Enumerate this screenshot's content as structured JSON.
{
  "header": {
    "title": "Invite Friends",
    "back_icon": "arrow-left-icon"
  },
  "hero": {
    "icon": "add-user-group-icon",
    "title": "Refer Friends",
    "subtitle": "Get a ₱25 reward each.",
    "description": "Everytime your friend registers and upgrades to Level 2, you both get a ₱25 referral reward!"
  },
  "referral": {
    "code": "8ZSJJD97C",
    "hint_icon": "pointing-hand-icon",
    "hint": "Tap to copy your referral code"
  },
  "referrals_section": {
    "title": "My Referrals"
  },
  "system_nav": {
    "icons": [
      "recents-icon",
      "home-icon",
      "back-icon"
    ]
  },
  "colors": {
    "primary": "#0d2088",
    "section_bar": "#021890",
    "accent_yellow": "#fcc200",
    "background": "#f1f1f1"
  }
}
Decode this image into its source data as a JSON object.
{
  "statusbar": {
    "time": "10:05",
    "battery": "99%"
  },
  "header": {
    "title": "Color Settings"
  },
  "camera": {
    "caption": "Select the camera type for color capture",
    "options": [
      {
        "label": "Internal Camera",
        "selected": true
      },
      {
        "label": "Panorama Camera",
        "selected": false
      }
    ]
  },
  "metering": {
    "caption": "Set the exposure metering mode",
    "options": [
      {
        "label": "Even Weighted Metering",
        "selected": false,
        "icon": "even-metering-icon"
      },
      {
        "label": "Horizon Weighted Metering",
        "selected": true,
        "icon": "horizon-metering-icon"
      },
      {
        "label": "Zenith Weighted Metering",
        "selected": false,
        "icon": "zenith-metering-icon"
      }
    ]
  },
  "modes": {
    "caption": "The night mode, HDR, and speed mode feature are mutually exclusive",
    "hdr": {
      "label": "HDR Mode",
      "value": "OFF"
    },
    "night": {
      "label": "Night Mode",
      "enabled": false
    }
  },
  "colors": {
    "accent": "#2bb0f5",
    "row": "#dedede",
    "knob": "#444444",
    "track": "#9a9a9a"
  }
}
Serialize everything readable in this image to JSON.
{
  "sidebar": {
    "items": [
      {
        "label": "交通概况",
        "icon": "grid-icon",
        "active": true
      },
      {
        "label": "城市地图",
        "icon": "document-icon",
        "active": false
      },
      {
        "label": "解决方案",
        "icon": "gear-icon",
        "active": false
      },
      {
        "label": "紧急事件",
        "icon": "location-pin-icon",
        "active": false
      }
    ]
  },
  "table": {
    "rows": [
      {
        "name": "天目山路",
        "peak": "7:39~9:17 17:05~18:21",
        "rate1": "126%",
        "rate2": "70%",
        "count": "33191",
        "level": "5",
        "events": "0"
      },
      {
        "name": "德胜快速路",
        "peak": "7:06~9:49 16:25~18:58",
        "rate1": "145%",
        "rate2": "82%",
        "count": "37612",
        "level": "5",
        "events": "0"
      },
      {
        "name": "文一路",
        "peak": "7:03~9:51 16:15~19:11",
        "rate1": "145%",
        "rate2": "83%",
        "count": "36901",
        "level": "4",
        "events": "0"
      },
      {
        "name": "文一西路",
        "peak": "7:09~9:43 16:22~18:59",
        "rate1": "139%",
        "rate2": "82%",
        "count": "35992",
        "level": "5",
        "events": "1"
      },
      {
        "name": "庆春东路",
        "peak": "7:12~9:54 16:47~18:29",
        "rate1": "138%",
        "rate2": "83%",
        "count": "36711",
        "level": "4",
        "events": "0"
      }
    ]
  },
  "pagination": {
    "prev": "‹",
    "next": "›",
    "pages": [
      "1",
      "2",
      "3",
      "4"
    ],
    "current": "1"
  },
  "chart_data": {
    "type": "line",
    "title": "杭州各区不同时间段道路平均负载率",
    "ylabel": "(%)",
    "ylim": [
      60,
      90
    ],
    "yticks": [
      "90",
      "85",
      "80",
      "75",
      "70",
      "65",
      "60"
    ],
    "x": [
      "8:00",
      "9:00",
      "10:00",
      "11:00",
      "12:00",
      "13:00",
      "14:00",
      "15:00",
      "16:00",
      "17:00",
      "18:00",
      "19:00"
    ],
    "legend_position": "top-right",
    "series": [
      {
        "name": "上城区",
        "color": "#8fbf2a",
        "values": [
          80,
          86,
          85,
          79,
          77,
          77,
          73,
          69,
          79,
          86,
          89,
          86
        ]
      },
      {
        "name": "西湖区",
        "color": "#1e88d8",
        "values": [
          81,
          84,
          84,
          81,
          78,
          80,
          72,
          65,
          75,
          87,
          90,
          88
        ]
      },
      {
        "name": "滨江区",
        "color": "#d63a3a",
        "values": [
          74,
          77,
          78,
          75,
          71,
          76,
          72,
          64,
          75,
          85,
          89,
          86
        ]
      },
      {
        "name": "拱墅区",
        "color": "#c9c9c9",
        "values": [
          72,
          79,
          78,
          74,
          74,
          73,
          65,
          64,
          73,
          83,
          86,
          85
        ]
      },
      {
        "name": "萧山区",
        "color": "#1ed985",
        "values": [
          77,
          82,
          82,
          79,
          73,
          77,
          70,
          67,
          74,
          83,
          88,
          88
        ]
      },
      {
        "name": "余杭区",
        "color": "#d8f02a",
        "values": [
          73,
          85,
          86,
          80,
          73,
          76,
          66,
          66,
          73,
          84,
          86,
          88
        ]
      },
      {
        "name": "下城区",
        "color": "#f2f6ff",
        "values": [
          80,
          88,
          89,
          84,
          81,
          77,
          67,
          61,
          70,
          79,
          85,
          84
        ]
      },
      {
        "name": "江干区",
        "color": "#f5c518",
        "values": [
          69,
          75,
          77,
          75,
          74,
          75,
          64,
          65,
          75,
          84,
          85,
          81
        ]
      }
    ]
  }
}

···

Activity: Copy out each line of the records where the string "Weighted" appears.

Response area:
        "label": "Even Weighted Metering",
        "label": "Horizon Weighted Metering",
        "label": "Zenith Weighted Metering",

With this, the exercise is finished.